Try it: Each line in the records below that has the word "KOREA" should be copied.

Given records:
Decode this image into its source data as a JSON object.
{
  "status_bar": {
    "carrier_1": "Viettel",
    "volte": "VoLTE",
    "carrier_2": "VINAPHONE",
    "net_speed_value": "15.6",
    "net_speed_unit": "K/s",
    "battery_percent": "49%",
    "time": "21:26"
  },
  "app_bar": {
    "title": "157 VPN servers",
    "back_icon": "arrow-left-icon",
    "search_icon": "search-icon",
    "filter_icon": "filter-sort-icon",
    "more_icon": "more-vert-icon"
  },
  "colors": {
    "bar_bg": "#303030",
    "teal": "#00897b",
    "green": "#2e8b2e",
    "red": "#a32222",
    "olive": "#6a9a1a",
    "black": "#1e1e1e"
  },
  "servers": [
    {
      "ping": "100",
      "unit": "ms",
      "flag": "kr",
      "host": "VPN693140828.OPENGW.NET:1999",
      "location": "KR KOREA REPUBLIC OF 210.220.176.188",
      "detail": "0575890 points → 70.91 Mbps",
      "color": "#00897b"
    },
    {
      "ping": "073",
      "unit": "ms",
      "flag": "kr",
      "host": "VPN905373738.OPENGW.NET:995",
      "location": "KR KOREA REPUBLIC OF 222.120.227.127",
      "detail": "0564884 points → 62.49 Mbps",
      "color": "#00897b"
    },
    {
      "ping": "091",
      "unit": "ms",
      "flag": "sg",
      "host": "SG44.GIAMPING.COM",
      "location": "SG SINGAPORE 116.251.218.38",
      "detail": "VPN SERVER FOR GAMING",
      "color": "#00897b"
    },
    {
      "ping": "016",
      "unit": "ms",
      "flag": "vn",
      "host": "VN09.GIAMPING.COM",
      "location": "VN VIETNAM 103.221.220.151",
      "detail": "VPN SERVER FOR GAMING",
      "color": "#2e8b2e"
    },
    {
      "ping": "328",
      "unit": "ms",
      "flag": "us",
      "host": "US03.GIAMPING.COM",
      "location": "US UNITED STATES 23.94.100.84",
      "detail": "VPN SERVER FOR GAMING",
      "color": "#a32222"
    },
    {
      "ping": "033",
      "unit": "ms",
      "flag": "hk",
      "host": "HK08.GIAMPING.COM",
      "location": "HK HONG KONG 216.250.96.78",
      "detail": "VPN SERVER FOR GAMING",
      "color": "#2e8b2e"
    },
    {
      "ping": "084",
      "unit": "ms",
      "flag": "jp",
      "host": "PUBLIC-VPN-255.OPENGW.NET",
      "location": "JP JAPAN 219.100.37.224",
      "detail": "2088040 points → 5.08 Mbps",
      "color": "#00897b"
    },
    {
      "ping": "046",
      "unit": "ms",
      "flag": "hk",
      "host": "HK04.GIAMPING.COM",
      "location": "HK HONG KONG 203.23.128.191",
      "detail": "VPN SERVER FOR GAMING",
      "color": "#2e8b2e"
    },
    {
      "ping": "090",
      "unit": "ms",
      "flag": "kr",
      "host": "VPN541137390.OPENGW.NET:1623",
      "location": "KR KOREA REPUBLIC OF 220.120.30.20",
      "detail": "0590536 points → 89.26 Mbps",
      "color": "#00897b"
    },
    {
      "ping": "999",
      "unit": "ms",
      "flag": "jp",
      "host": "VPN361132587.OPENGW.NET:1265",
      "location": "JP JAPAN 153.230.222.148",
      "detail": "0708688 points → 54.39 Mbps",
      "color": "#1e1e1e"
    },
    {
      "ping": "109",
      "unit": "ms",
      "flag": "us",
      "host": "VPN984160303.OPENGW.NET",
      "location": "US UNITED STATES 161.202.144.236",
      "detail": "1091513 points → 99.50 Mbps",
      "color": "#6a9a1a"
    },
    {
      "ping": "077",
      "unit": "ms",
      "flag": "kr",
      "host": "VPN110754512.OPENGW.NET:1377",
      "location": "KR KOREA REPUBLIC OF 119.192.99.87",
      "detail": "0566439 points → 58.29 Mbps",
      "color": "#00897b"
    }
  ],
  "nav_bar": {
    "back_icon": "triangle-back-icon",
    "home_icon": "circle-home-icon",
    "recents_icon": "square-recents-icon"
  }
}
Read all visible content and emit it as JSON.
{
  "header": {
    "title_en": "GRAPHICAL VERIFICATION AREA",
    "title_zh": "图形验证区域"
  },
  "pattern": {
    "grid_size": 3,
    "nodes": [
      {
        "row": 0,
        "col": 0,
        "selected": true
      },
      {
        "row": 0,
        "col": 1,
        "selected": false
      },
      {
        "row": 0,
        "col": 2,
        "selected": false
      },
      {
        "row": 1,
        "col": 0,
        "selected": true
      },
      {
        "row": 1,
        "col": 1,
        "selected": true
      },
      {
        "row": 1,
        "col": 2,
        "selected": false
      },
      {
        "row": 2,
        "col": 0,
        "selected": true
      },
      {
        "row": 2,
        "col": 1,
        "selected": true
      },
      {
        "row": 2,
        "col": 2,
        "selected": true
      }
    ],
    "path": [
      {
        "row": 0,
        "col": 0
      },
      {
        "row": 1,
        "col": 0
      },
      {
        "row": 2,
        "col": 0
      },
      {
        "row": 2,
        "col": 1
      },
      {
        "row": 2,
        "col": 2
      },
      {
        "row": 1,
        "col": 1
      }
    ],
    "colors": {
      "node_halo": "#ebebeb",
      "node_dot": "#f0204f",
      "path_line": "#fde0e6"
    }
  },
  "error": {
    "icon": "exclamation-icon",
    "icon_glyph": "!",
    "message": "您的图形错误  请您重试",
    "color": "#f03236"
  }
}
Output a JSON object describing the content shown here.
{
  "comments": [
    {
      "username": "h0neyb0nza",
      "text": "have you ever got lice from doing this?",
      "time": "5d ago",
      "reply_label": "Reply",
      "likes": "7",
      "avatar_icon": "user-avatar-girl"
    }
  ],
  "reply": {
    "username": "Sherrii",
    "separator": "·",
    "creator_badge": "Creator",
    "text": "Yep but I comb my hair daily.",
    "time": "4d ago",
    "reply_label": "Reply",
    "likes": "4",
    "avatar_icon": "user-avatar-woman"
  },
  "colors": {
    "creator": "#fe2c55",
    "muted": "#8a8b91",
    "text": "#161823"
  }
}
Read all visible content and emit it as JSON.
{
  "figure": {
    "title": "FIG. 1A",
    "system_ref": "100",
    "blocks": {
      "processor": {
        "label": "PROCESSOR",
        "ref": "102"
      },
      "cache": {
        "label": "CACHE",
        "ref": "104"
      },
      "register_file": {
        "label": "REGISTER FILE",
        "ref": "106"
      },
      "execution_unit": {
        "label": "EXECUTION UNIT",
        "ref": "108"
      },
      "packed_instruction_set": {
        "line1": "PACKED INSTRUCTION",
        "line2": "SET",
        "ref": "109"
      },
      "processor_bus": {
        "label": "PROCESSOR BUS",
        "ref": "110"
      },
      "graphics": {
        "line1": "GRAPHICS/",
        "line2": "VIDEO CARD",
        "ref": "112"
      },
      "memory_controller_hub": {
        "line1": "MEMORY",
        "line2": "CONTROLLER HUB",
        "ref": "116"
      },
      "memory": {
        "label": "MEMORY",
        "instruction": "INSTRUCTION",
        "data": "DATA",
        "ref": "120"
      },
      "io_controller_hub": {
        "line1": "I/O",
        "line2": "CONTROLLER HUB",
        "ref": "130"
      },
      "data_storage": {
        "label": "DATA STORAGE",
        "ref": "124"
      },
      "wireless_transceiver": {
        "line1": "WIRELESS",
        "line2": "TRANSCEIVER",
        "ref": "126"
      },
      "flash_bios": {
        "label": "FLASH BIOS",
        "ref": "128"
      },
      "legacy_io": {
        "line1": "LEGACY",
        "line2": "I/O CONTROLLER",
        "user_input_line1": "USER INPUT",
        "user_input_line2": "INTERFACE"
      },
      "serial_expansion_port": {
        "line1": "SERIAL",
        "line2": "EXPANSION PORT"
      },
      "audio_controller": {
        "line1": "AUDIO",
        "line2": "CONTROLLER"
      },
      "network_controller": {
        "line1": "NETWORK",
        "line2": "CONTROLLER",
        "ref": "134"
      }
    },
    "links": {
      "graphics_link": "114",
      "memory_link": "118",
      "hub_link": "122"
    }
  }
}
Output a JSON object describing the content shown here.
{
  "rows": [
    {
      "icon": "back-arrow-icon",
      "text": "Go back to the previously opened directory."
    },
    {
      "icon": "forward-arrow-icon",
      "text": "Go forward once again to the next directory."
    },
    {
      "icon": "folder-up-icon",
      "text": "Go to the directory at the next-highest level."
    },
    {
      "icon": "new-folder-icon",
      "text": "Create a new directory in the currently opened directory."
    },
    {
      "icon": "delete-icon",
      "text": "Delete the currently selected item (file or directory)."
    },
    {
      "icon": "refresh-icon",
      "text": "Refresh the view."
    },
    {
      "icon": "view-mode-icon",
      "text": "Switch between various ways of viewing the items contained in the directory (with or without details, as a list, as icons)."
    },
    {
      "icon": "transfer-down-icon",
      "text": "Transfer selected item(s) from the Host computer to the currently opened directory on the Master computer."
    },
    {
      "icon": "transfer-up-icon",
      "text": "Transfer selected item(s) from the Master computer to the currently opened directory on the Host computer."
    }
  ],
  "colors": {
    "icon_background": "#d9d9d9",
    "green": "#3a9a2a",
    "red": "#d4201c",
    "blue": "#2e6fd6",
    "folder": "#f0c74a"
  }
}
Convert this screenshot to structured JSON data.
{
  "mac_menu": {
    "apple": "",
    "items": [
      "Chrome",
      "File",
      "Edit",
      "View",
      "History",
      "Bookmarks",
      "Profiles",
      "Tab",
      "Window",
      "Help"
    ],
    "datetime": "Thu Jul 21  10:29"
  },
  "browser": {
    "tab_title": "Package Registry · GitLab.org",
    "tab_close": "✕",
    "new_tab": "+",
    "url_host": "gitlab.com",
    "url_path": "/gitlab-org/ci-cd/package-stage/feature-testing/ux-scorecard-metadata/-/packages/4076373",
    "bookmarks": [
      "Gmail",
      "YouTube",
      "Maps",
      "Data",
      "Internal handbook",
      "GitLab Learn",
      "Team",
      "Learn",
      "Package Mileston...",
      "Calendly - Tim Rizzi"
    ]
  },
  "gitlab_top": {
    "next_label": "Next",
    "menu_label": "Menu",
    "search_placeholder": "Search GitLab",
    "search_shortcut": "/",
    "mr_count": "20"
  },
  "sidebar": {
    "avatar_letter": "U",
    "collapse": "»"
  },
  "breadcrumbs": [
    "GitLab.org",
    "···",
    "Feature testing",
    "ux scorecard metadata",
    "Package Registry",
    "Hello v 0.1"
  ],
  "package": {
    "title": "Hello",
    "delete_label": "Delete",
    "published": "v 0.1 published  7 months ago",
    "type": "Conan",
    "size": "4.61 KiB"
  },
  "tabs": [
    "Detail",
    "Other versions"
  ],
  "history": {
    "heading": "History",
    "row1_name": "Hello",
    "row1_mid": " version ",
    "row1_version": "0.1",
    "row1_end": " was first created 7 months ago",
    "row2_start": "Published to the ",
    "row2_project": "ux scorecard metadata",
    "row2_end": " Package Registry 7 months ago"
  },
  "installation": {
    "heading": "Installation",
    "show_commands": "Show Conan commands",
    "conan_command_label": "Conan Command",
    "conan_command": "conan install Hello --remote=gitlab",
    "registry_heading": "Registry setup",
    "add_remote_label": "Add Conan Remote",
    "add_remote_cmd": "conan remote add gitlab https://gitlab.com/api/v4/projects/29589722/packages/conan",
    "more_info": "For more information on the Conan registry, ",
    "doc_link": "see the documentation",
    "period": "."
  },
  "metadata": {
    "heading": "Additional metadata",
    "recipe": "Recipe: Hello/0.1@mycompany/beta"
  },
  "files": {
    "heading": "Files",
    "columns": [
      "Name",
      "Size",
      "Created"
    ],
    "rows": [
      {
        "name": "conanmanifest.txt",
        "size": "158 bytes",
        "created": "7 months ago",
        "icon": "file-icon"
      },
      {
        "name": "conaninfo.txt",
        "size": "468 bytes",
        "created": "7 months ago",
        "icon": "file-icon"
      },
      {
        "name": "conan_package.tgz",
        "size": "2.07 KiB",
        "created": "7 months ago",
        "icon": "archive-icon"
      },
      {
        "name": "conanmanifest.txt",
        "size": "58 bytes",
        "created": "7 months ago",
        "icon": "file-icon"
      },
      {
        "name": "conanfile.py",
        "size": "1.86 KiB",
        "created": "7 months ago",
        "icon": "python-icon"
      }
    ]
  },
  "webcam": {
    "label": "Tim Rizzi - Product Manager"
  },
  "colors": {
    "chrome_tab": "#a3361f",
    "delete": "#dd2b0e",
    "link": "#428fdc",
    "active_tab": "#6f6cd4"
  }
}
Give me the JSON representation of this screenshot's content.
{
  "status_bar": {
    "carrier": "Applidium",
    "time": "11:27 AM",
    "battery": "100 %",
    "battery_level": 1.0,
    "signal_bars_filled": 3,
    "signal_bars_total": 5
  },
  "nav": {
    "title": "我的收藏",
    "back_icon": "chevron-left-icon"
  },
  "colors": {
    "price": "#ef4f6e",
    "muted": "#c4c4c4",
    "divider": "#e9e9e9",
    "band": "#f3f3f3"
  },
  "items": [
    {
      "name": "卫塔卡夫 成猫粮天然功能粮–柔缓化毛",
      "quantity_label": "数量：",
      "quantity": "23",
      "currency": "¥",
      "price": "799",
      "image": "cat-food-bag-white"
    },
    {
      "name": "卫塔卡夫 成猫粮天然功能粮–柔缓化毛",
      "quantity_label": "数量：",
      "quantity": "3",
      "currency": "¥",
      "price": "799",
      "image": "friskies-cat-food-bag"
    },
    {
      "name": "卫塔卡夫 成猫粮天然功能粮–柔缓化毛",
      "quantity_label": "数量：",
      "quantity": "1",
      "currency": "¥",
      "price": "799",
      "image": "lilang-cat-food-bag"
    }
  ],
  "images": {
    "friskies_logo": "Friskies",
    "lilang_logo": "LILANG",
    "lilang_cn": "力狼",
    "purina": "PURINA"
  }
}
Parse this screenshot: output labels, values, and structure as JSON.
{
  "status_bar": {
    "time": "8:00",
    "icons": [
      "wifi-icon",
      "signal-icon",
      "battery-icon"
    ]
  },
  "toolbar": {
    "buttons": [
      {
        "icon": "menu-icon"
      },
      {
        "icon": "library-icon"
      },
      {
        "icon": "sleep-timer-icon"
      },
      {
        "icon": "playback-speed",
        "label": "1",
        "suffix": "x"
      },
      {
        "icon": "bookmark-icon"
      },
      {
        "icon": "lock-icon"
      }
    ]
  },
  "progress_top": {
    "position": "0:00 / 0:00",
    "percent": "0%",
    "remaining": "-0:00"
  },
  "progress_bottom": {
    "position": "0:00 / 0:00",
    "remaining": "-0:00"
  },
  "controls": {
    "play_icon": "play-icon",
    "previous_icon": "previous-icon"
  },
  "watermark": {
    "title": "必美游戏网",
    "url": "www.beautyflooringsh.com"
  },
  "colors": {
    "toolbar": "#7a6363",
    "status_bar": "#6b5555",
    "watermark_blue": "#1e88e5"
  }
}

Answer area:
      "location": "KR KOREA REPUBLIC OF 210.220.176.188",
      "location": "KR KOREA REPUBLIC OF 222.120.227.127",
      "location": "KR KOREA REPUBLIC OF 220.120.30.20",
      "location": "KR KOREA REPUBLIC OF 119.192.99.87",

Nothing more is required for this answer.